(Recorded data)
━━━━━━━━

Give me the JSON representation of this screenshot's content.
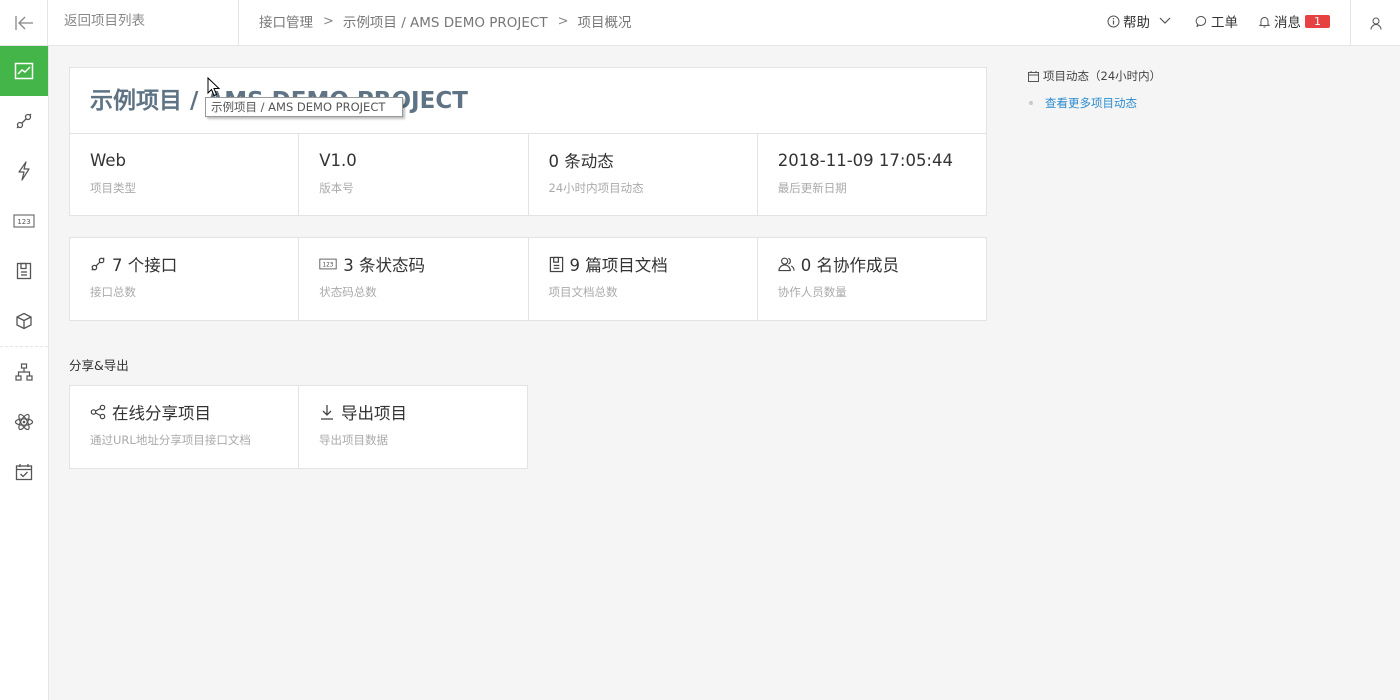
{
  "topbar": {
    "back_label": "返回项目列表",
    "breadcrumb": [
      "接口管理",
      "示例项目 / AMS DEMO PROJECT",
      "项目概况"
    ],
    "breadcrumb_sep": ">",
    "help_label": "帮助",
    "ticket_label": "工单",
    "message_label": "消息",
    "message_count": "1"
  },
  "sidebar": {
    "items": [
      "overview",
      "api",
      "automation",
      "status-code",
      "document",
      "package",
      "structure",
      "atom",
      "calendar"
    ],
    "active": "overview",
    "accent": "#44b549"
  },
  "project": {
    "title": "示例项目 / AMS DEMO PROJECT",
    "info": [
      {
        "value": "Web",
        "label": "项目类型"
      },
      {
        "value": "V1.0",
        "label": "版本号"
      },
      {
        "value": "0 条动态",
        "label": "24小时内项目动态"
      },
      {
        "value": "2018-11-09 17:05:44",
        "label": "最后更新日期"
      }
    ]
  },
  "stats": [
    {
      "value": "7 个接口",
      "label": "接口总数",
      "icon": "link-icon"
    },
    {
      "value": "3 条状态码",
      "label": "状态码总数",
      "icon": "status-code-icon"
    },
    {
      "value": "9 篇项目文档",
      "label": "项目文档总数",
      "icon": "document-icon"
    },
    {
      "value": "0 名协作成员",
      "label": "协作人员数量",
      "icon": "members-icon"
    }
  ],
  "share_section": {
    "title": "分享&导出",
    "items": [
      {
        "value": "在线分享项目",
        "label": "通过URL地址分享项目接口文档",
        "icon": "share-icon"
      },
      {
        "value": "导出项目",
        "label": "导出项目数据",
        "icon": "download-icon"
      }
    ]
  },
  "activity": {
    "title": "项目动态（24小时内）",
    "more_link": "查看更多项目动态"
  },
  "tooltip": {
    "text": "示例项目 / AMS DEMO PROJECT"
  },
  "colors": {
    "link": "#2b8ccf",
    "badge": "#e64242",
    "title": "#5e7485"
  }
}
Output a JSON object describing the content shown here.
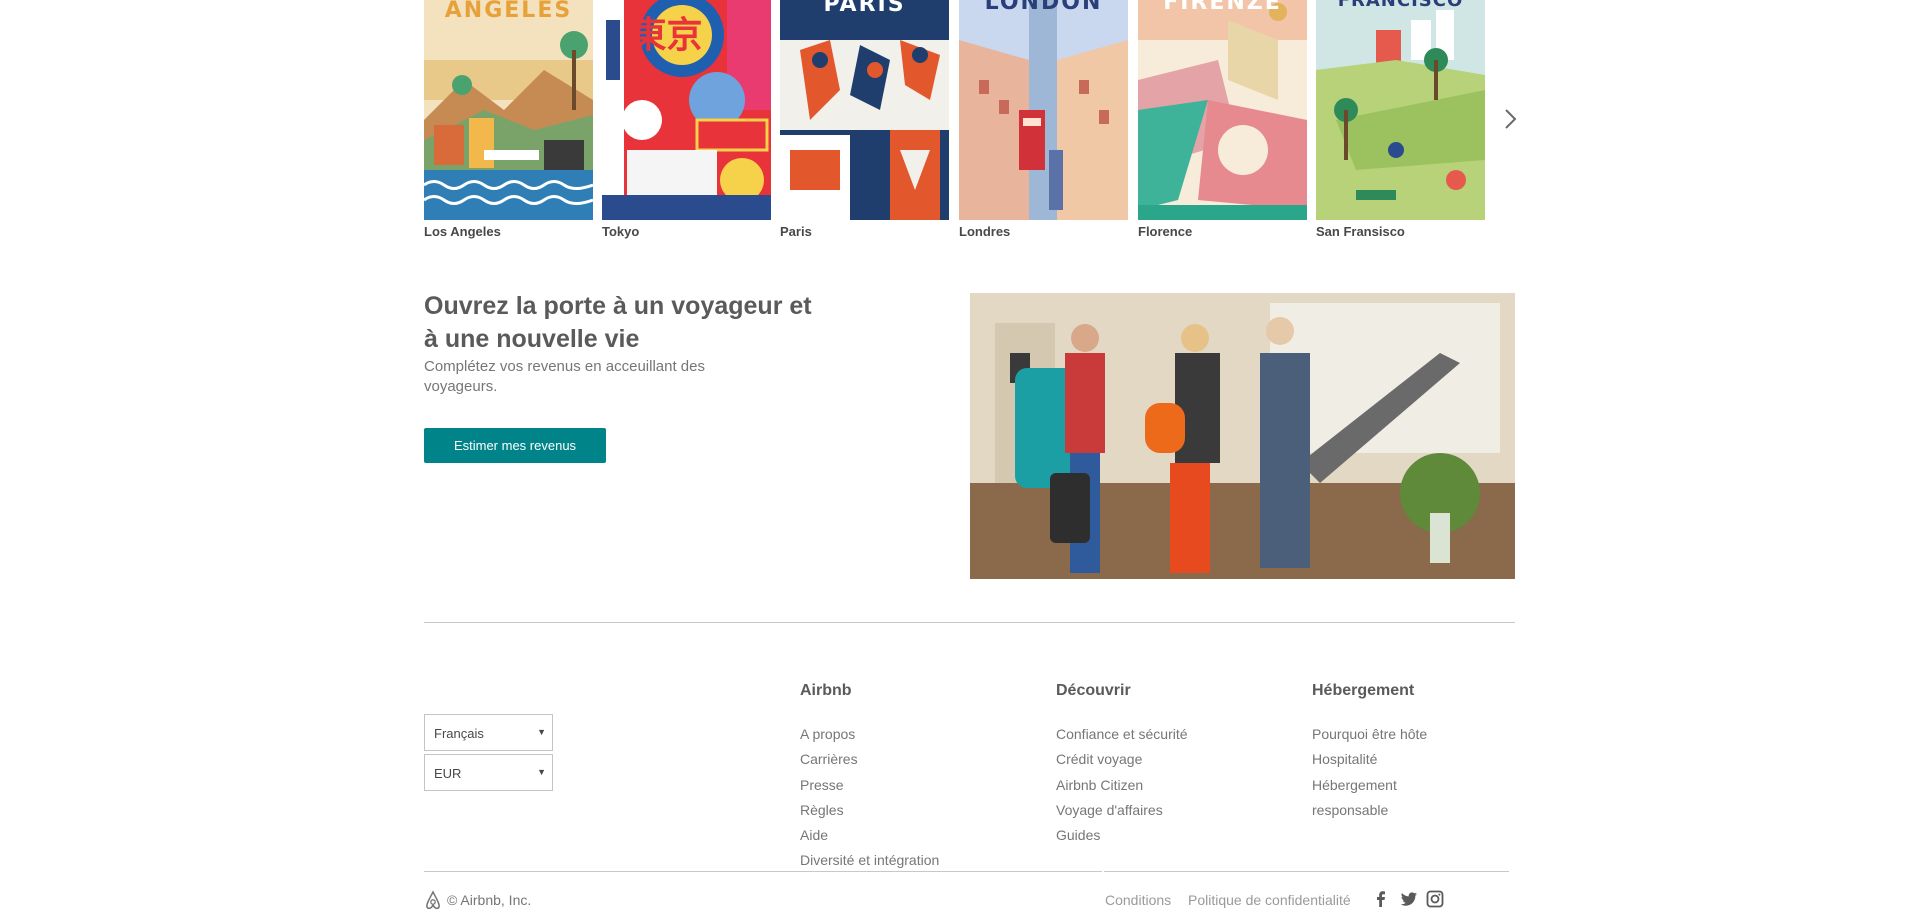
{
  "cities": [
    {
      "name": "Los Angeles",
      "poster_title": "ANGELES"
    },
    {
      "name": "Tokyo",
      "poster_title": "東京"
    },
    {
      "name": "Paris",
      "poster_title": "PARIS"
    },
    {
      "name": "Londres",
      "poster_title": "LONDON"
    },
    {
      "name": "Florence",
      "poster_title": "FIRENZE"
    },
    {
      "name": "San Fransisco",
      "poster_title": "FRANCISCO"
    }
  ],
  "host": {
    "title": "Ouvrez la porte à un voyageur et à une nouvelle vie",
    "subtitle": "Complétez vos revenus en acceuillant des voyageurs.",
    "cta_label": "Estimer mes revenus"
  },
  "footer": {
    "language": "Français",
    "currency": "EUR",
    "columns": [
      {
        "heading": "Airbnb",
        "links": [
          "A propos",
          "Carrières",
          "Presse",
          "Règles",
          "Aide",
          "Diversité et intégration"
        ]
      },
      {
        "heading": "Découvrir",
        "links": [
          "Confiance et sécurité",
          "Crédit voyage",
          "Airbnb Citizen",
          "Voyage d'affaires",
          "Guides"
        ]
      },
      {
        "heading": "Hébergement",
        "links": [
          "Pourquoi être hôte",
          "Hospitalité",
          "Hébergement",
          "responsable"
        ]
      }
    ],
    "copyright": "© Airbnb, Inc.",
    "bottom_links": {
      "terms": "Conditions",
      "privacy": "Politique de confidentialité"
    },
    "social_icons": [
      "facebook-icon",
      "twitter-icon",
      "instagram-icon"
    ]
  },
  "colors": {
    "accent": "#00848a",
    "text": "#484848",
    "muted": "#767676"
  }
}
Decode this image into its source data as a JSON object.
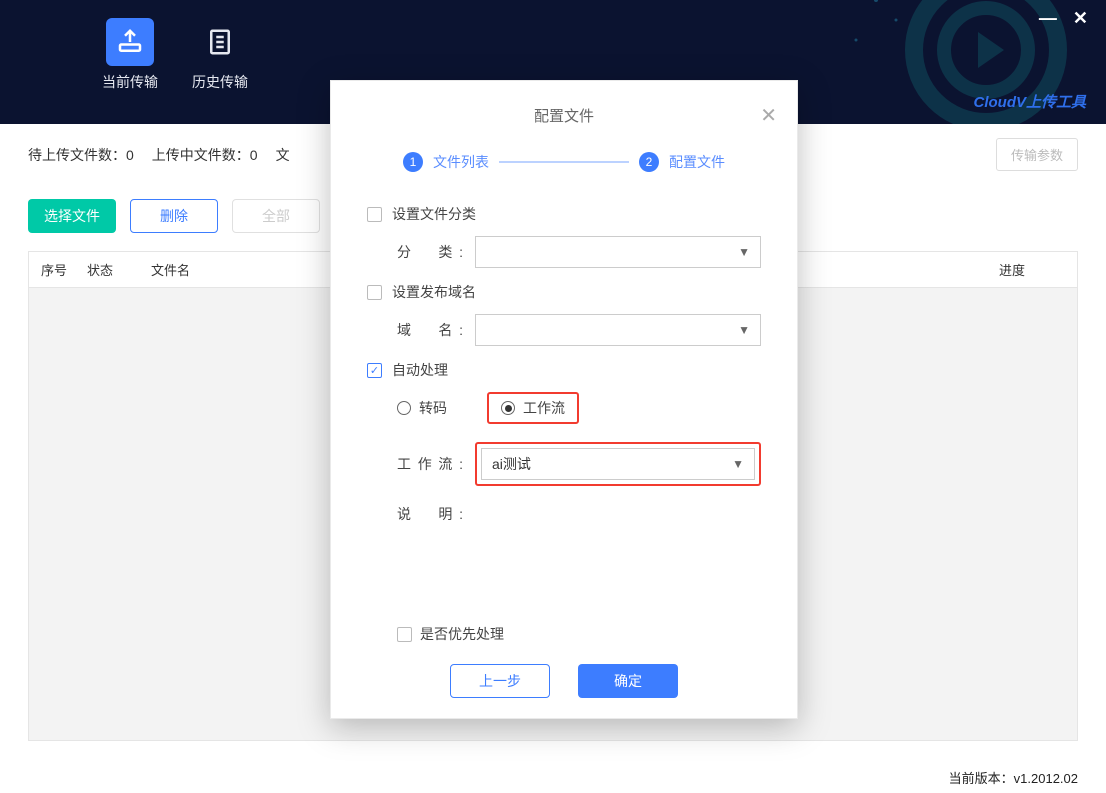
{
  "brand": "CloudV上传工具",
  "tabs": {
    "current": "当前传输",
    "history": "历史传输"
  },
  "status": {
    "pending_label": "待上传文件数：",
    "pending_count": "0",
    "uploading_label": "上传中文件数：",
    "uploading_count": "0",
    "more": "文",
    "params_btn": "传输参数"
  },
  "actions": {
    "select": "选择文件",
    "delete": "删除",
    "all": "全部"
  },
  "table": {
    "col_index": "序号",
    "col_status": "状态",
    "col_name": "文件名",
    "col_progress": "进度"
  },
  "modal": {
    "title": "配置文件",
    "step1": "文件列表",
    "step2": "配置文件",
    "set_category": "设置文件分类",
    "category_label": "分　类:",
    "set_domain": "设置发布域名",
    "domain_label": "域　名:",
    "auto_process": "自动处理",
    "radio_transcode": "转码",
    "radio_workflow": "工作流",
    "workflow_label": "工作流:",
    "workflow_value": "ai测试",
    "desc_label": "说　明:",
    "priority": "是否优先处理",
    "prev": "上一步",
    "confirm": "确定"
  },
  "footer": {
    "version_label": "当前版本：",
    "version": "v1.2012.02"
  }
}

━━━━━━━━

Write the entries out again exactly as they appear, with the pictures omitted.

Give me the JSON representation of this screenshot's content.
{
  "topbar": {
    "back_label": "返回项目列表",
    "breadcrumb": [
      "接口管理",
      "示例项目 / AMS DEMO PROJECT",
      "项目概况"
    ],
    "breadcrumb_sep": ">",
    "help_label": "帮助",
    "ticket_label": "工单",
    "message_label": "消息",
    "message_count": "1"
  },
  "sidebar": {
    "items": [
      "overview",
      "api",
      "automation",
      "status-code",
      "document",
      "package",
      "structure",
      "atom",
      "calendar"
    ],
    "active": "overview",
    "accent": "#44b549"
  },
  "project": {
    "title": "示例项目 / AMS DEMO PROJECT",
    "info": [
      {
        "value": "Web",
        "label": "项目类型"
      },
      {
        "value": "V1.0",
        "label": "版本号"
      },
      {
        "value": "0 条动态",
        "label": "24小时内项目动态"
      },
      {
        "value": "2018-11-09 17:05:44",
        "label": "最后更新日期"
      }
    ]
  },
  "stats": [
    {
      "value": "7 个接口",
      "label": "接口总数",
      "icon": "link-icon"
    },
    {
      "value": "3 条状态码",
      "label": "状态码总数",
      "icon": "status-code-icon"
    },
    {
      "value": "9 篇项目文档",
      "label": "项目文档总数",
      "icon": "document-icon"
    },
    {
      "value": "0 名协作成员",
      "label": "协作人员数量",
      "icon": "members-icon"
    }
  ],
  "share_section": {
    "title": "分享&导出",
    "items": [
      {
        "value": "在线分享项目",
        "label": "通过URL地址分享项目接口文档",
        "icon": "share-icon"
      },
      {
        "value": "导出项目",
        "label": "导出项目数据",
        "icon": "download-icon"
      }
    ]
  },
  "activity": {
    "title": "项目动态（24小时内）",
    "more_link": "查看更多项目动态"
  },
  "tooltip": {
    "text": "示例项目 / AMS DEMO PROJECT"
  },
  "colors": {
    "link": "#2b8ccf",
    "badge": "#e64242",
    "title": "#5e7485"
  }
}
Output a JSON object describing the content shown here.
{
  "cities": [
    {
      "name": "Los Angeles",
      "poster_title": "ANGELES"
    },
    {
      "name": "Tokyo",
      "poster_title": "東京"
    },
    {
      "name": "Paris",
      "poster_title": "PARIS"
    },
    {
      "name": "Londres",
      "poster_title": "LONDON"
    },
    {
      "name": "Florence",
      "poster_title": "FIRENZE"
    },
    {
      "name": "San Fransisco",
      "poster_title": "FRANCISCO"
    }
  ],
  "host": {
    "title": "Ouvrez la porte à un voyageur et à une nouvelle vie",
    "subtitle": "Complétez vos revenus en acceuillant des voyageurs.",
    "cta_label": "Estimer mes revenus"
  },
  "footer": {
    "language": "Français",
    "currency": "EUR",
    "columns": [
      {
        "heading": "Airbnb",
        "links": [
          "A propos",
          "Carrières",
          "Presse",
          "Règles",
          "Aide",
          "Diversité et intégration"
        ]
      },
      {
        "heading": "Découvrir",
        "links": [
          "Confiance et sécurité",
          "Crédit voyage",
          "Airbnb Citizen",
          "Voyage d'affaires",
          "Guides"
        ]
      },
      {
        "heading": "Hébergement",
        "links": [
          "Pourquoi être hôte",
          "Hospitalité",
          "Hébergement",
          "responsable"
        ]
      }
    ],
    "copyright": "© Airbnb, Inc.",
    "bottom_links": {
      "terms": "Conditions",
      "privacy": "Politique de confidentialité"
    },
    "social_icons": [
      "facebook-icon",
      "twitter-icon",
      "instagram-icon"
    ]
  },
  "colors": {
    "accent": "#00848a",
    "text": "#484848",
    "muted": "#767676"
  }
}
Decode this image into its source data as a JSON object.
{
  "brand": "CloudV上传工具",
  "tabs": {
    "current": "当前传输",
    "history": "历史传输"
  },
  "status": {
    "pending_label": "待上传文件数：",
    "pending_count": "0",
    "uploading_label": "上传中文件数：",
    "uploading_count": "0",
    "more": "文",
    "params_btn": "传输参数"
  },
  "actions": {
    "select": "选择文件",
    "delete": "删除",
    "all": "全部"
  },
  "table": {
    "col_index": "序号",
    "col_status": "状态",
    "col_name": "文件名",
    "col_progress": "进度"
  },
  "modal": {
    "title": "配置文件",
    "step1": "文件列表",
    "step2": "配置文件",
    "set_category": "设置文件分类",
    "category_label": "分　类:",
    "set_domain": "设置发布域名",
    "domain_label": "域　名:",
    "auto_process": "自动处理",
    "radio_transcode": "转码",
    "radio_workflow": "工作流",
    "workflow_label": "工作流:",
    "workflow_value": "ai测试",
    "desc_label": "说　明:",
    "priority": "是否优先处理",
    "prev": "上一步",
    "confirm": "确定"
  },
  "footer": {
    "version_label": "当前版本：",
    "version": "v1.2012.02"
  }
}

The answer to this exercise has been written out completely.